    For example:
    # ldapmodify -a -D "cn=Directory Manager" -W -p 389 -h server.example.com -x
    
    dn: cn=anon template,ou=people,dc=example,dc=com
    changetype: add
    objectclass: nsContainer
    objectclass: top
    cn: anon template
    nsSizeLimit: 250
    nsLookThroughLimit: 1000
    nsTimeLimit: 60
  2. On all masters in a replication topology, add the nsslapd-anonlimitsdn to the server configuration, pointing to the DN of the template entry. Any of the resource limits in Section 14.1.4, “Setting User and Global Resource Limits Using the Command Line” can be set. For example:
    # ldapmodify -D "cn=Directory Manager" -W -x
    
    dn: cn=config
    changetype: modify
    add: nsslapd-anonlimitsdn
    nsslapd-anonlimitsdn: cn=anon template,ou=people,dc=example,dc=com

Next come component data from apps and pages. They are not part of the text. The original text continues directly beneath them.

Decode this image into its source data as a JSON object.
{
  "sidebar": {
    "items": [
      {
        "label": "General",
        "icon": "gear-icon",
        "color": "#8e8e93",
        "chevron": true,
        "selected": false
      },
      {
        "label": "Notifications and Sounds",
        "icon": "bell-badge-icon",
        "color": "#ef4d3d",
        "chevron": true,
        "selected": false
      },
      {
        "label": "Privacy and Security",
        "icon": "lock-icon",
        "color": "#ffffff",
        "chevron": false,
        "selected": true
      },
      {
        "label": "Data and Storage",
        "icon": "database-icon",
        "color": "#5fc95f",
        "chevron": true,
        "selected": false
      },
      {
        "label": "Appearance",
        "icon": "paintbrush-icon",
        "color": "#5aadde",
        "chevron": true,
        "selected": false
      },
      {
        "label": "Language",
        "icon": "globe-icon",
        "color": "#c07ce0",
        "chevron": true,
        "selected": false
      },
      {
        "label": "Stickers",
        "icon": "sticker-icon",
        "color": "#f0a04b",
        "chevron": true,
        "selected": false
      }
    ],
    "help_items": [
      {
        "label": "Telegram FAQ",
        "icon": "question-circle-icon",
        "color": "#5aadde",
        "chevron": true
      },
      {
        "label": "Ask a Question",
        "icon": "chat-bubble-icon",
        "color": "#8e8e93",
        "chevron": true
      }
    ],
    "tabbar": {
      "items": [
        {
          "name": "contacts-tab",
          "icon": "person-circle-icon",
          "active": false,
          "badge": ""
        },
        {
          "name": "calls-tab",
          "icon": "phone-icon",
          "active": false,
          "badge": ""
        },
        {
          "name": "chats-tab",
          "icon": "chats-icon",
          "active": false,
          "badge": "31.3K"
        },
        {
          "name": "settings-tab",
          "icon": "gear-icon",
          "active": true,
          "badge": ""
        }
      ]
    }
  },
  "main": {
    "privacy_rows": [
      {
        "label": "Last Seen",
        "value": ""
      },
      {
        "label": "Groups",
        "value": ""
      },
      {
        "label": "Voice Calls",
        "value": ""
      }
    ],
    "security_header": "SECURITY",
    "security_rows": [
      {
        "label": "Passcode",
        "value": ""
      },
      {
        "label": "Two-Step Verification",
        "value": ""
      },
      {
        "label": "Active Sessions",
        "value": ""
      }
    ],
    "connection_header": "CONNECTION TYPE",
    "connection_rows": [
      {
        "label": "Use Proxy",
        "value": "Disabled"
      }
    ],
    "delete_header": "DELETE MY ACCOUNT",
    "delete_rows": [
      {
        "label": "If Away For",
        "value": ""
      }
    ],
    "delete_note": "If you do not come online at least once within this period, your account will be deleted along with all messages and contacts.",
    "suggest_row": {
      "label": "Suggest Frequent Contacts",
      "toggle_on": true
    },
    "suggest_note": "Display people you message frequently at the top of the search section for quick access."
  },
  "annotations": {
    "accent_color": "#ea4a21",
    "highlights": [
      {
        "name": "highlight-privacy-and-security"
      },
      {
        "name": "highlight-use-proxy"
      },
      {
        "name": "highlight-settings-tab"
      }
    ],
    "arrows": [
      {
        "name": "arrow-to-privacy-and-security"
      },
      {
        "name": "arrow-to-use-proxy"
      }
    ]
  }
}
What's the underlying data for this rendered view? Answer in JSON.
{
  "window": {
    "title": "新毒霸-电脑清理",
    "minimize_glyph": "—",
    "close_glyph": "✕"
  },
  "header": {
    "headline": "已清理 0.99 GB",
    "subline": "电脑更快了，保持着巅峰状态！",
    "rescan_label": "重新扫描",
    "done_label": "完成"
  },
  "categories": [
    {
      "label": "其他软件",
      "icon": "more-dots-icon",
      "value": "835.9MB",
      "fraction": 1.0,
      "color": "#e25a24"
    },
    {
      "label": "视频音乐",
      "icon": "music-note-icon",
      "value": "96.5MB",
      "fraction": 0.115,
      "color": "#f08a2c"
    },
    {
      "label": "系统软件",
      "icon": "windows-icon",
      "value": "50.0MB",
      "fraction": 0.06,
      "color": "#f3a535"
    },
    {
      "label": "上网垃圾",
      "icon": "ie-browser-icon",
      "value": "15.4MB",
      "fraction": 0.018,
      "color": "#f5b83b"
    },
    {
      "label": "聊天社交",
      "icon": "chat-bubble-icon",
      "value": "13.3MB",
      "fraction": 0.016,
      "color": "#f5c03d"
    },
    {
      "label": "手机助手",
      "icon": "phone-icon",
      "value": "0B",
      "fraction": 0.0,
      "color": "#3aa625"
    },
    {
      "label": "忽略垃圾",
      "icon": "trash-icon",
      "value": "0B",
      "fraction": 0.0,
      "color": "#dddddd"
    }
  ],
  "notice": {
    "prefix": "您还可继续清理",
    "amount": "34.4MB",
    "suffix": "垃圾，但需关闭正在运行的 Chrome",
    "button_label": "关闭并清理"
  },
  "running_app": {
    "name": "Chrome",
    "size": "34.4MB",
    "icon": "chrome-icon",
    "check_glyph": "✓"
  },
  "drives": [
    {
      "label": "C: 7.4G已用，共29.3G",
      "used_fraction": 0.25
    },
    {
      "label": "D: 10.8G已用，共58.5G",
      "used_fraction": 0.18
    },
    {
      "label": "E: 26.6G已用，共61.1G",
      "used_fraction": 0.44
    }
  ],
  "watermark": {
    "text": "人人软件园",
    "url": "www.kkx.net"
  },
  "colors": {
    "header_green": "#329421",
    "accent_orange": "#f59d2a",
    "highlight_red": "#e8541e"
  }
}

14.1.6. Improving Performance for Range Searches

Range searches use operators (Section 14.4.2, “Using Operators in Search Filters”) to set a bracket to search for and return an entire subset of entries within the directory. For example, this searches for every entry modified at or after midnight on January 1:
(modifyTimestamp>=20190101010101Z)
The nature of a range search is that it must evaluate every single entry within the directory to see if it is within the range given. Essentially, a range search is always an all IDs search.
For most users, the look-through limit kicks in and prevents range searches from turning into an all IDs search. This improves overall performance and speeds up range search results. However, some clients or administrative users like Directory Manager may not have a look-through limit set. In that case, a range search can take several minutes to complete or even continue indefinitely.
It is possible to set a separate range look-through limit. This allows clients and administrative users to have high look-through limits while still allowing a reasonable limit to be set on potentially performance-impaired range searches.
This is configured in the nsslapd-rangelookthroughlimit attribute. The default value is 5000, the same as the default nsslapd-lookthroughlimit attribute value.
For example:
# ldapmodify -a -D "cn=Directory Manager" -W -p 389 -h server.example.com -x

dn: cn=config,cn=ldbm database,cn=plugins,cn=config
changetype: add
add: nsslapd-rangelookthroughlimit
nsslapd-rangelookthroughlimit: 7500